On July 9, 1998, approximately 1515 Pacific daylight time, a Hughes 369D helicopter, N5063G, registered to and operated by Olympic Air, Inc., and being flown by a commercial pilot, was involved in a fatal injury accident when the sling attach line released, dropping a load of cedar shakes to the ground. One of the two ground crewman was fatally injured when struck by the block of shakes. The pilot was uninjured and the remaining ground crewman sustained only minor injures. The accident occurred during a long line operation approximately six nautical miles north northeast of Raymond, Washington. The flight was engaged in long line operations, and was to have been operated under 14CFR133, originating from Raymond, Washington, approximately 0820. Use your browsers 'back' function to return to synopsisReturn to Query Page
The pilot reported that the "eye that was spliced into the sling rope had pulled apart allowing the cedar bolt load to fall free."
A law enforcement official from Pacific County reported that the two ground crewman (employees of the contractor) were preparing the cedar shake blocks for movement by the helicopter, and were utilizing a three-quarter inch diameter, yellow plastic line provided by the contractor.

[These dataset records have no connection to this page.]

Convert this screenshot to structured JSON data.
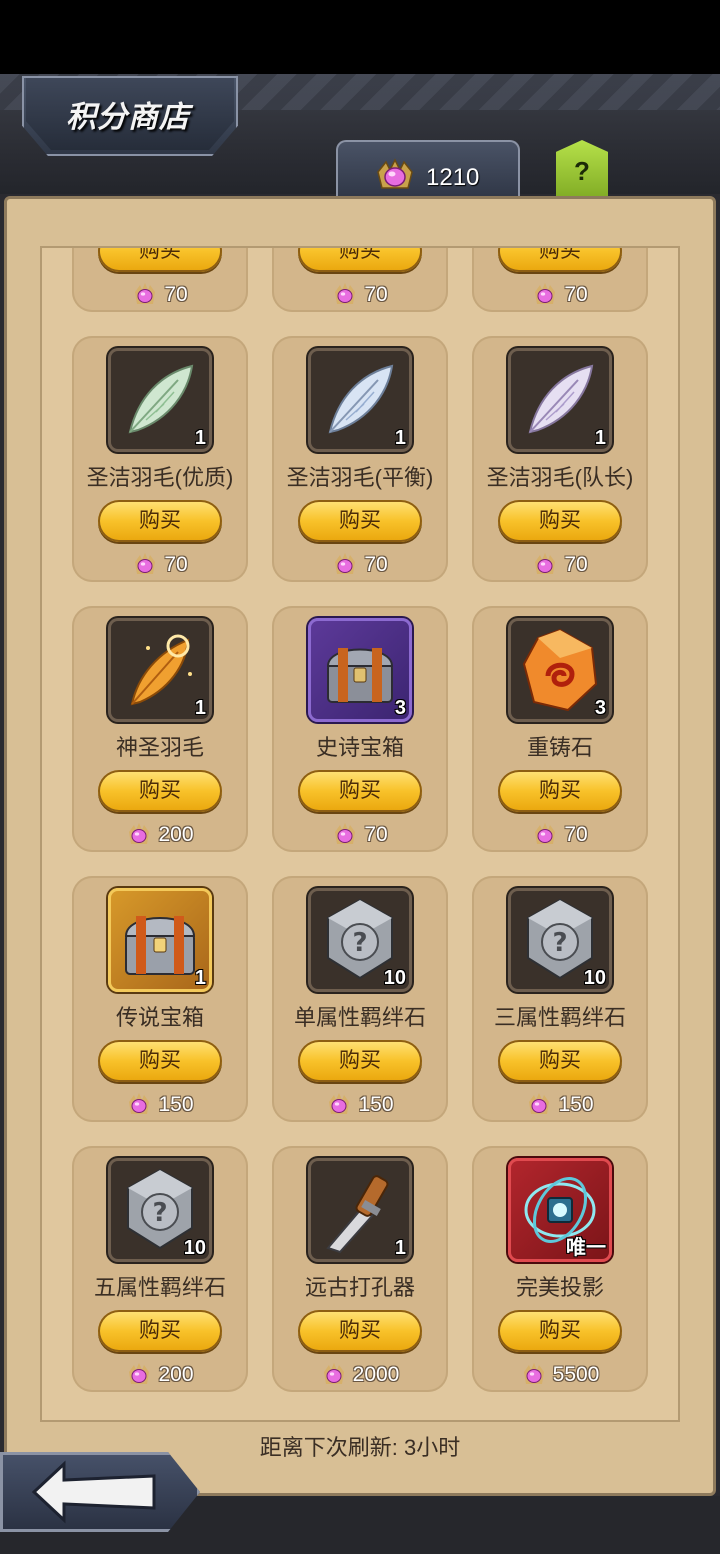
{
  "header": {
    "title": "积分商店",
    "currency_value": "1210",
    "help_label": "?"
  },
  "colors": {
    "gem": "#e86de0",
    "button_gold": "#f8c22a",
    "card_bg": "#d3b68b",
    "panel_bg": "#e0c79e"
  },
  "partial_row": {
    "buy_label": "购买",
    "prices": [
      "70",
      "70",
      "70"
    ]
  },
  "items": [
    {
      "name": "圣洁羽毛(优质)",
      "qty": "1",
      "buy": "购买",
      "price": "70",
      "icon": "green-feather-icon"
    },
    {
      "name": "圣洁羽毛(平衡)",
      "qty": "1",
      "buy": "购买",
      "price": "70",
      "icon": "blue-feather-icon"
    },
    {
      "name": "圣洁羽毛(队长)",
      "qty": "1",
      "buy": "购买",
      "price": "70",
      "icon": "purple-feather-icon"
    },
    {
      "name": "神圣羽毛",
      "qty": "1",
      "buy": "购买",
      "price": "200",
      "icon": "holy-feather-icon"
    },
    {
      "name": "史诗宝箱",
      "qty": "3",
      "buy": "购买",
      "price": "70",
      "icon": "epic-chest-icon"
    },
    {
      "name": "重铸石",
      "qty": "3",
      "buy": "购买",
      "price": "70",
      "icon": "reforge-stone-icon"
    },
    {
      "name": "传说宝箱",
      "qty": "1",
      "buy": "购买",
      "price": "150",
      "icon": "legendary-chest-icon"
    },
    {
      "name": "单属性羁绊石",
      "qty": "10",
      "buy": "购买",
      "price": "150",
      "icon": "mystery-stone-icon"
    },
    {
      "name": "三属性羁绊石",
      "qty": "10",
      "buy": "购买",
      "price": "150",
      "icon": "mystery-stone-icon"
    },
    {
      "name": "五属性羁绊石",
      "qty": "10",
      "buy": "购买",
      "price": "200",
      "icon": "mystery-stone-icon"
    },
    {
      "name": "远古打孔器",
      "qty": "1",
      "buy": "购买",
      "price": "2000",
      "icon": "chisel-icon"
    },
    {
      "name": "完美投影",
      "qty": "唯一",
      "buy": "购买",
      "price": "5500",
      "icon": "projector-icon"
    }
  ],
  "footer": {
    "refresh_text": "距离下次刷新: 3小时"
  }
}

Each end of this flexible line was attached to itself by means of a woven "splice" to create a loop at its end. The polypropylene line was then centered around the load with one spliced loop eye end threaded through the opposing spliced loop eye. The free loop end was captured in the hook at the end of the helicopter's sling line. As the helicopter would begin its lift, the line would tend to cinch down tightly around the load.
During the helicopter's liftoff, the spliced end of the line at the helicopter's long line hook released, allowing the cedar shake load to fall free, striking one of the ground-crew personnel.
An examination of the line by personnel from the Washington Department of Labor and Industry revealed that one end of the line had unraveled, and that the splice at the opposing end was not spliced in accordance with acceptable industry standards (Washington Department of Labor and Industry report #115161093).